A manual physical therapy approach combined with exercise has been shown to accelerate a patient’s recovery by reducing pain and disability in the short term. Medical evidence has also shown patients receiving this treatment approach have the lowest recur- rence rate of pain and medication use(10,11).
Conversely, poorer long term outcomes and higher recurrence rates have been documented in patients receiving corticosteroid injections(10).
Bisset et al. reported the utilization of manual therapy and exercise is superior to wait and see and corticosteroid injection at short-term follow up11. It appears PT helps accelerate recovery and is superior to a wait and see approach.
Evidence suggests treatment of the upper quarter including the cervical, thoracic, elbow, and wrist regions may provide positive effects on patient’s pain and function(14).
When to Seek Physical Therapy Care
Patient’s with lateral elbow pain exacerbated by gripping or manipulation of the hand and wrist should be treated with a multimodal Physical Therapy treatment plan to reduce pain and disability.
1. Smidt N, Lewis M, Van Der Windt DA, et al. Lateral epicondylitis in general practice: course and prognostic indicators of outcome. J Rheumatol 2006;33:2053–9.

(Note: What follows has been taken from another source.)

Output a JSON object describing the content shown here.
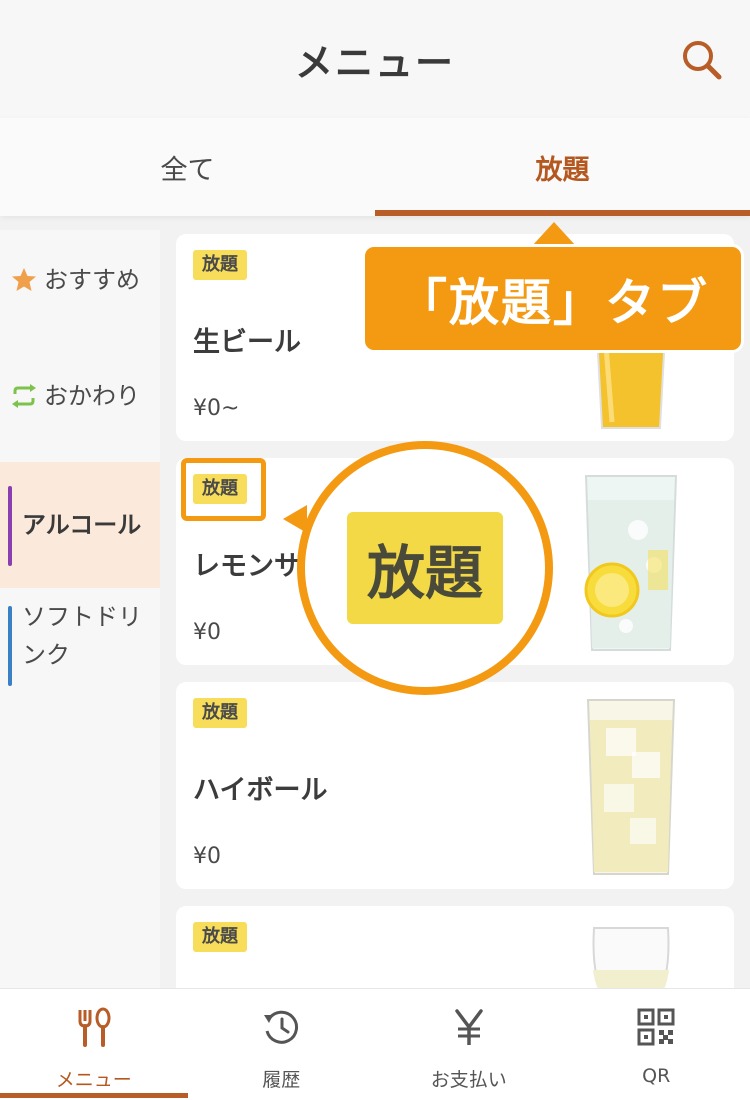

2. Shiri R, Viikari-Juntura E, Varonen H, et al. Prevalence and determinants of lateral and medial epicondylitis: a population study. Am J Epidemiol 2006;164:1065–74.
3. Bisset L, Beller E, Jull G, et al. Mobilisation with movement and exercise, corticosteroid injection, or wait and see for tennis elbow: randomised trial. BMJ 2006;333:939.
4. Coombes, B. et al. A new integrative model of lateral epicondylalgia. Br J Sports Med 2009;43:252–258
5. Fredberg U, Stengaard-Pedersen K. Chronic tendinopathy tissue pathology, pain mechanisms, and etiology with a special focus on inflammation. Scand J Med Sci Sports 2008;18:3–15.
6. Alfredson H, Ljung BO, Thorsen K, et al. In vivo investiga- tion of ECRB tendons with microdialysis technique--no signs of inflammation but high amounts of glutamate in tennis elbow. Acta Orthop Scand 2000;71:475–9.
7. Riley G. Chronic tendon pathology: molecular basis and therapeutic implications. Expert Rev Mol Med 2005;7:1- 25.
8. Smidt N, Assendelft WJ, van der Windt DA, et al. Corticosteroid injections for lateral epicondylitis: a systematic review. Pain 2002;96:23–40.
9. Coombes, B. et al. Economic evaluation favours physiotherapy but not corticosteroid injection as a first-line intervention for chronic lateral epicondylalgia: evidence from a randomised clinical trial. Br J Sp Med. 2015.
10. Coombes, B. Effect of Corticosteroid Injection, Physiotherapy, or Both on Clinical Outcomes in Patients With Unilateral Lateral Epicondylalgia A Randomized Controlled Trial. JAMA. 2013. 309(5):461-469.
11. Bisset L, Beller E, Jull G, Brooks P, Darnell R, Vicenzino B. Mobilisation with movement and exercise, corti- costeroid injection, or wait and see for tennis elbow: randomised trial. BMJ. 2006;333(7575):939.
12. De Vos, R. et al. Strong evidence against PRP injections for chronic lateral elbow tendinopathy. A systematic review. Br J Sp Med. 2014.
13. Fernandez-Carnero, J. et al. EXAMINATION OF MOTOR AND HYPOALGESIC EFFECTS OF CERVICAL VS THORACIC SPINE MANIPULATION IN PATIENTS WITH LATERAL EPICONDYLALGIA: A CLINICAL TRIAL. J Manipulative Ther Phys. 2011. 34(7):432-440.
14. Vicenzino, B. et al. Joint manipulation in the management of lateral epicondylalgia. A clinical commentary. JMMT. 2007. 15(1):50-56.